Please return the lines of the data that contain "JSON".

Page and application data records
#####

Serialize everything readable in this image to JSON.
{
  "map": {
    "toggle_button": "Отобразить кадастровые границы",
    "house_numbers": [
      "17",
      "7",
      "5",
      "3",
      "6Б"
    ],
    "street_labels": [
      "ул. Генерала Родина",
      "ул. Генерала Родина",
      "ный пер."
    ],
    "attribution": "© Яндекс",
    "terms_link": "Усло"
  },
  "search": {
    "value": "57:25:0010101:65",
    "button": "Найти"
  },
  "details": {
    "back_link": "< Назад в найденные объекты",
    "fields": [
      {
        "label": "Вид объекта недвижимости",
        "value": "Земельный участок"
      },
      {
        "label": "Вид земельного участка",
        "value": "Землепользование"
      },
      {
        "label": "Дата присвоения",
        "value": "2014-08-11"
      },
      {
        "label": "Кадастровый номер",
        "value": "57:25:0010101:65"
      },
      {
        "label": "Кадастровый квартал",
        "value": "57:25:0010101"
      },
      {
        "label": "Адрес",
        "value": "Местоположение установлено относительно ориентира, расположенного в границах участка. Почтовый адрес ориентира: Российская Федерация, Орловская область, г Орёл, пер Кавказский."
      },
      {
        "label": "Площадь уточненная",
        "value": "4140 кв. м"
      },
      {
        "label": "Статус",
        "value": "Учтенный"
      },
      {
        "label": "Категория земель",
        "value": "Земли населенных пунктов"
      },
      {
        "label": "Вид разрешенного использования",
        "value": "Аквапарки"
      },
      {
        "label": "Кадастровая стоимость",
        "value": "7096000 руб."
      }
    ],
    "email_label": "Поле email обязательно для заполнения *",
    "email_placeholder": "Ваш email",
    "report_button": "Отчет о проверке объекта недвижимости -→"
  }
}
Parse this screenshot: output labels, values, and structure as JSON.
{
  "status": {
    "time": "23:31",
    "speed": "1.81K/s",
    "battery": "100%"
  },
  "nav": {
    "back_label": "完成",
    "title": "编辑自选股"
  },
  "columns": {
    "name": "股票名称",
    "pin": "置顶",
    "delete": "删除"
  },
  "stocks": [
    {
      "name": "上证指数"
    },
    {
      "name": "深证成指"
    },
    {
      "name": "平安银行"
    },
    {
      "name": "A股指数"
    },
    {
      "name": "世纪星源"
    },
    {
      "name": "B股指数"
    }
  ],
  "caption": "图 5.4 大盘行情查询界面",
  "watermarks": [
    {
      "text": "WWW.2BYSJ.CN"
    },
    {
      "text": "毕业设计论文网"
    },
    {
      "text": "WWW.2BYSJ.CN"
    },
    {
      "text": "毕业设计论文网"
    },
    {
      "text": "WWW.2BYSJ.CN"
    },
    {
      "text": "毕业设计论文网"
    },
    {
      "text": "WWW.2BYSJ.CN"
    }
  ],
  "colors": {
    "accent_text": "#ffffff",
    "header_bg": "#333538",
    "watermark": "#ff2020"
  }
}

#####

Answer
Serialize everything readable in this image to JSON.
Parse this screenshot: output labels, values, and structure as JSON.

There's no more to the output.